## YOUR GOAL
The answer is every line of the records that holds the word "accent", copied in full.

## DATA SHOWN
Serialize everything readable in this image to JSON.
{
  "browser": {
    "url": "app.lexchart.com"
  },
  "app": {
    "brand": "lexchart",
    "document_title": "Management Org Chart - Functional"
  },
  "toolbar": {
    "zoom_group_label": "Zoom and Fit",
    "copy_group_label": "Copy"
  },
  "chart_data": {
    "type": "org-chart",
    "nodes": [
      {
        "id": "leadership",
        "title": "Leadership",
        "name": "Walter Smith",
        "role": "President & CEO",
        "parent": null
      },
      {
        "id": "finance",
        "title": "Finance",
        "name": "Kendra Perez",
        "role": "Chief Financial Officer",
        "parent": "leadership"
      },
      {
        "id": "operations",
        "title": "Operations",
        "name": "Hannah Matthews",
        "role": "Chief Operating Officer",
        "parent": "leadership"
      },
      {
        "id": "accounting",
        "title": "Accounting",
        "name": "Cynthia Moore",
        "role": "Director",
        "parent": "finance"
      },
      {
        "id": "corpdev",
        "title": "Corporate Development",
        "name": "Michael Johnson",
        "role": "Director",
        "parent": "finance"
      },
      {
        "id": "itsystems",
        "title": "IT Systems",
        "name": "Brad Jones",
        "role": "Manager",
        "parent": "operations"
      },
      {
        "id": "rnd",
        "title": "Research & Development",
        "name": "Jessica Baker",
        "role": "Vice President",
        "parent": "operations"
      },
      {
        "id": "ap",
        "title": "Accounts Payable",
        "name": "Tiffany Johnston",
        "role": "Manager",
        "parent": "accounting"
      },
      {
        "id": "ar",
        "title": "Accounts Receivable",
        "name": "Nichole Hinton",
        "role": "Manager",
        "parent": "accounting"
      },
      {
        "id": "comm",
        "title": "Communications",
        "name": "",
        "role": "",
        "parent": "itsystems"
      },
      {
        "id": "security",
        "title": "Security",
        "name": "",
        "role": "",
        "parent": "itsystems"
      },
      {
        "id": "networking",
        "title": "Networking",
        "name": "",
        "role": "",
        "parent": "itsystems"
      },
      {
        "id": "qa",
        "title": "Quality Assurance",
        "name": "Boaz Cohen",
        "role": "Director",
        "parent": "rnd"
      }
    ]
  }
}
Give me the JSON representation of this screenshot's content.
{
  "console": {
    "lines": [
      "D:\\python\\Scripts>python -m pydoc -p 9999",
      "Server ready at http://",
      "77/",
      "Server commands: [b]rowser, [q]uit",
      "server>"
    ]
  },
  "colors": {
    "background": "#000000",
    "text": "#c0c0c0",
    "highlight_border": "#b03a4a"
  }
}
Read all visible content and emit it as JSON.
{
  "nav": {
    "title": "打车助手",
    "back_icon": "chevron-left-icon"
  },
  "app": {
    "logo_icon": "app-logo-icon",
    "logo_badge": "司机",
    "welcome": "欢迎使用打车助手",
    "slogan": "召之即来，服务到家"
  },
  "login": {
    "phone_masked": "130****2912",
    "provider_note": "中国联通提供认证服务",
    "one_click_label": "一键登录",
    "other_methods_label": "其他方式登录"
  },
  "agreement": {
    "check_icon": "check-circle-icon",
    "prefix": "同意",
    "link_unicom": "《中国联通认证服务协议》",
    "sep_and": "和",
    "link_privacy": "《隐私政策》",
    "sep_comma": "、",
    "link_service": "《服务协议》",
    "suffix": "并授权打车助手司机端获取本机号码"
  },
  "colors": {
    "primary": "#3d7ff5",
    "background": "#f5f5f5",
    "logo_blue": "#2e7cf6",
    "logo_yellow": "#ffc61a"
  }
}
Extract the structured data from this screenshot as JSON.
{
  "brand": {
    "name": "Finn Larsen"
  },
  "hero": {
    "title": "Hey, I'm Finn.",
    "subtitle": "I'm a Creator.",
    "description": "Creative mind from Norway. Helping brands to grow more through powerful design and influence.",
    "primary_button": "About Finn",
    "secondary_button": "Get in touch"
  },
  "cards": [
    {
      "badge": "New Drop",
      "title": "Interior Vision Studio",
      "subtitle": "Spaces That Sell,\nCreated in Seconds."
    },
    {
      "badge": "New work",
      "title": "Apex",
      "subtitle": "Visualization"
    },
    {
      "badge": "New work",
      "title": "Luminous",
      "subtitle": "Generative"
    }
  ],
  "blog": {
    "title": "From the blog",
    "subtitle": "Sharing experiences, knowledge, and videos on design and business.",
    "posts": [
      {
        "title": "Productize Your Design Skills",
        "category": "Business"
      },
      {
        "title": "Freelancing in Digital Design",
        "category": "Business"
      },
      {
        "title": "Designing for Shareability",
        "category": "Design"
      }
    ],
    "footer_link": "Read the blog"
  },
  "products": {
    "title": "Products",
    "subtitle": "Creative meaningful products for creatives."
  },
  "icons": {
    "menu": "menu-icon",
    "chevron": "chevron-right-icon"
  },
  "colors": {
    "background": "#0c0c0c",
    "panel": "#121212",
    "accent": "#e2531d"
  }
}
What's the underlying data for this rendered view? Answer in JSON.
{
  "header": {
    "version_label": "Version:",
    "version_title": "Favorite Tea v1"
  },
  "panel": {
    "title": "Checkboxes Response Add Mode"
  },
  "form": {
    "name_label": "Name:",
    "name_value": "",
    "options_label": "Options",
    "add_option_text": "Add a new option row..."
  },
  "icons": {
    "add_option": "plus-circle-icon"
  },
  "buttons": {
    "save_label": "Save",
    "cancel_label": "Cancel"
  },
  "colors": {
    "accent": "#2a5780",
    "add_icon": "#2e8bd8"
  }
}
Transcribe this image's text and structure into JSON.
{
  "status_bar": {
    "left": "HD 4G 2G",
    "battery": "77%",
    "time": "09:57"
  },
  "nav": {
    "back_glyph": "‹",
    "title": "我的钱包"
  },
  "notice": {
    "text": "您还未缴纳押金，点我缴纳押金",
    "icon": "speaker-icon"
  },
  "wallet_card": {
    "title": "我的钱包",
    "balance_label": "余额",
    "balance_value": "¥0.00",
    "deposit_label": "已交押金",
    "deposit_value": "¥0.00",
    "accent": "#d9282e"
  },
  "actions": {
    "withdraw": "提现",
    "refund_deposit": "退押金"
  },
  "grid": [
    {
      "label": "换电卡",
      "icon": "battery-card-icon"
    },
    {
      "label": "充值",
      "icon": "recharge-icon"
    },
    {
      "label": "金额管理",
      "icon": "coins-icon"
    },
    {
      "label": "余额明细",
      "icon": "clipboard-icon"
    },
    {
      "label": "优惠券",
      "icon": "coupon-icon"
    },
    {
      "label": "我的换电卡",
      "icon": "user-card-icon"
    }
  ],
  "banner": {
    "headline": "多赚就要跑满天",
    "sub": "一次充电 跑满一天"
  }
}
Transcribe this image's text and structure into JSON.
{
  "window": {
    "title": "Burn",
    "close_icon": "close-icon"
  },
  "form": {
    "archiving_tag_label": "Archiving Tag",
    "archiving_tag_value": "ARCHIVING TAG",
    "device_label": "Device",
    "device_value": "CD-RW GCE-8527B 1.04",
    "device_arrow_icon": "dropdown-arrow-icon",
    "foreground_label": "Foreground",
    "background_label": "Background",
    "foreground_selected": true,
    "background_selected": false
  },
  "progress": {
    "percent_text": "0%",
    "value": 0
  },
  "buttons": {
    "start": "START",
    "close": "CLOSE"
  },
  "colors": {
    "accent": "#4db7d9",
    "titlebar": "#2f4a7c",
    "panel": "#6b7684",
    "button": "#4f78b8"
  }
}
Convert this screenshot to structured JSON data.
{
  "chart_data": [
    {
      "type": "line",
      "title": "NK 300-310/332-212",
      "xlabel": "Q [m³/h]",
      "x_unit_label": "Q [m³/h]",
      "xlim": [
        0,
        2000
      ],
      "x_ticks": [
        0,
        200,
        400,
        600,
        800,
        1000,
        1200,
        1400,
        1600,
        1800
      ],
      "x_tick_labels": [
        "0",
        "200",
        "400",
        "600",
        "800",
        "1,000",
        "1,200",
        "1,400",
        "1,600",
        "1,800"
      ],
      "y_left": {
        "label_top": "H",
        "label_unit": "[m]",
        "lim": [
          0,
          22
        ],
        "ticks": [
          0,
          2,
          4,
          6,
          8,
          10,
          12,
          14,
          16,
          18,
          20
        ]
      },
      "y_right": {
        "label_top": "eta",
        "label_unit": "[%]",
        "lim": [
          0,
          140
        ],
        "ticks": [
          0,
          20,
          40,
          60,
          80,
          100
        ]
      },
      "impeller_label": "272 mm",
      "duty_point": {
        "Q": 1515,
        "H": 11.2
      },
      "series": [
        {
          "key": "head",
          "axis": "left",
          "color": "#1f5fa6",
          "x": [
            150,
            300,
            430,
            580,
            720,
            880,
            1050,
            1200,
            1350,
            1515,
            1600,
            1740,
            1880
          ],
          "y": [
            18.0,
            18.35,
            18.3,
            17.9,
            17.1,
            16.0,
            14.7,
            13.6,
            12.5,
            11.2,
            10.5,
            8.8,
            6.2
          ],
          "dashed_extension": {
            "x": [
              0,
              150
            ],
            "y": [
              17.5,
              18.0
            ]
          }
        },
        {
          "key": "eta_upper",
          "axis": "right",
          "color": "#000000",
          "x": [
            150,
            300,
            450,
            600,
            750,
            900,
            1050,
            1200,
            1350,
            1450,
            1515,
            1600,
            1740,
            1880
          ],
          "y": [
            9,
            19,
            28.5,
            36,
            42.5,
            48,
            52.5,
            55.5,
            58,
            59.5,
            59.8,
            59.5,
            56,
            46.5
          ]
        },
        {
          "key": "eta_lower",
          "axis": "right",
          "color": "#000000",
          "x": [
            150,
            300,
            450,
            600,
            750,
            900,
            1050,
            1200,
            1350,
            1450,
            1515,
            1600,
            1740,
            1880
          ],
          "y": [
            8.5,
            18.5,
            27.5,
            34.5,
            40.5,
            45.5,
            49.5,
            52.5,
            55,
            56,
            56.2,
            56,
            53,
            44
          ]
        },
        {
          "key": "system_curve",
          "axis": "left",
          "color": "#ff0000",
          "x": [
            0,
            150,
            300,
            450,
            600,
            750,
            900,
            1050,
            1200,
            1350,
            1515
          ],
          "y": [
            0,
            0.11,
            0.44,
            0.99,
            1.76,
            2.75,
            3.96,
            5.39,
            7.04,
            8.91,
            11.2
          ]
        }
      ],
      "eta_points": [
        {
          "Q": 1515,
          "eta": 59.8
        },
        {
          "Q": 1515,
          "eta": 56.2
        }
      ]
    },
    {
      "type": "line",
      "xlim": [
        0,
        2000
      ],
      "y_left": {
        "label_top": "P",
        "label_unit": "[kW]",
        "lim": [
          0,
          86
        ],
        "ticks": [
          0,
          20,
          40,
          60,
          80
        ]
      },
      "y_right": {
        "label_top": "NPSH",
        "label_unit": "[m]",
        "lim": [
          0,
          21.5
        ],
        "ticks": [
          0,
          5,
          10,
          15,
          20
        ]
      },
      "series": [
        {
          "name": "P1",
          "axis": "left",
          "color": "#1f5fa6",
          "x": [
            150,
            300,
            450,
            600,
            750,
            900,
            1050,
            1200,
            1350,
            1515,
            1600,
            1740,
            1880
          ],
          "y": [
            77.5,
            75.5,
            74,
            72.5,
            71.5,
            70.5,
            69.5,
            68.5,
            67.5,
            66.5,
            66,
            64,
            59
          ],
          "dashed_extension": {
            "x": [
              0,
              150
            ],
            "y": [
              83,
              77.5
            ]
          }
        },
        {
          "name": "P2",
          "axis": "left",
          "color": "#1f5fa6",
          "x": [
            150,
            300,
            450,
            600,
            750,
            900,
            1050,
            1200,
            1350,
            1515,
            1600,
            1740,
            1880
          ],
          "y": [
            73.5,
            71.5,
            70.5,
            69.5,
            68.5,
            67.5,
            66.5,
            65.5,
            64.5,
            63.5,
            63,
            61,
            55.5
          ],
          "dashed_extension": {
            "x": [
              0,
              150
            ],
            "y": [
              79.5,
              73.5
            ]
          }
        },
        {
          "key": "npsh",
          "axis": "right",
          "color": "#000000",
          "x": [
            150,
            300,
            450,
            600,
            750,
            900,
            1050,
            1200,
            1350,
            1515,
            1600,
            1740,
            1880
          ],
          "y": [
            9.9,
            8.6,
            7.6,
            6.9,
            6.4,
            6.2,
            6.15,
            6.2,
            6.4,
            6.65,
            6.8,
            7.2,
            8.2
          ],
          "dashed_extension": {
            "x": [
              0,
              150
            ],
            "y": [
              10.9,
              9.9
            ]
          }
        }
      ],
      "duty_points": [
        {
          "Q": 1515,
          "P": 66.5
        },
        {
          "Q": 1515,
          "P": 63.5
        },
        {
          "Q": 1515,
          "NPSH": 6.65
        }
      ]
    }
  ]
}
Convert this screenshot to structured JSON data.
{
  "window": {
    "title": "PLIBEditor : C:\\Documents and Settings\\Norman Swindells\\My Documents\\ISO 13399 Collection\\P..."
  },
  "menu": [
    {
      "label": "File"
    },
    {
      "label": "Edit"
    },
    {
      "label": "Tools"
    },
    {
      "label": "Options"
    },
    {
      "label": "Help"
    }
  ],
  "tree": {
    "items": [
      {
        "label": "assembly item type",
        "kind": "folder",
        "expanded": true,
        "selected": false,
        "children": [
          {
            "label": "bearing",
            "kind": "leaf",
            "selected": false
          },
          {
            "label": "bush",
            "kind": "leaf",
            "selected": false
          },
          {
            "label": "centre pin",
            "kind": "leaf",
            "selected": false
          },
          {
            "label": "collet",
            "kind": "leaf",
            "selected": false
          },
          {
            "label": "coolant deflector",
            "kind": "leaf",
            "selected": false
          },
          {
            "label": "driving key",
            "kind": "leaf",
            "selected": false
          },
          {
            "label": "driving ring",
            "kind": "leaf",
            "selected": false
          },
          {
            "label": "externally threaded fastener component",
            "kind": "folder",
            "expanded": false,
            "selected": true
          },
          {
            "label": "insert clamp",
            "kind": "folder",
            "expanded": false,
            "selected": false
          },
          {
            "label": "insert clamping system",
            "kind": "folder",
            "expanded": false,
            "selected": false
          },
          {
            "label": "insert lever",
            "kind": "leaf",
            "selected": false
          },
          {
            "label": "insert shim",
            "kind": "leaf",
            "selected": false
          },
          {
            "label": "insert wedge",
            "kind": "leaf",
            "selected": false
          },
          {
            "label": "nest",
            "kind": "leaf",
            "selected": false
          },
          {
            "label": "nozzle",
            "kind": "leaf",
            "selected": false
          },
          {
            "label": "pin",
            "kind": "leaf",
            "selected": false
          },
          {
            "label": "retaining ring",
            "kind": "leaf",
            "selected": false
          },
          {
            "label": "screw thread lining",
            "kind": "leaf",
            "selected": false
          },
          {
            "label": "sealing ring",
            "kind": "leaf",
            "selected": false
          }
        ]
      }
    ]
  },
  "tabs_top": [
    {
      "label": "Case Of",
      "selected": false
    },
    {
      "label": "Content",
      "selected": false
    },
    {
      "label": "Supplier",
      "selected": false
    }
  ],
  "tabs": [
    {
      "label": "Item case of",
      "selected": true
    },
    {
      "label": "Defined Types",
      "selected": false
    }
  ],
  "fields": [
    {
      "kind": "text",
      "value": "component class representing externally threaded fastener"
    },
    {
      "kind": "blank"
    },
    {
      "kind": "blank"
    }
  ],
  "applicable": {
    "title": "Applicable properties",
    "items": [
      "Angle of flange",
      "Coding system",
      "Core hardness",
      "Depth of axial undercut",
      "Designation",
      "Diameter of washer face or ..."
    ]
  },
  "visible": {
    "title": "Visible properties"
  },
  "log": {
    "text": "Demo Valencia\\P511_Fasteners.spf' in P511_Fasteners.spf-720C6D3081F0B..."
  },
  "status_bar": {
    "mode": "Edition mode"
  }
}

## EXERCISE ANSWER
    "accent": "#e2531d"
    "accent": "#2a5780",
    "accent": "#d9282e"
    "accent": "#4db7d9",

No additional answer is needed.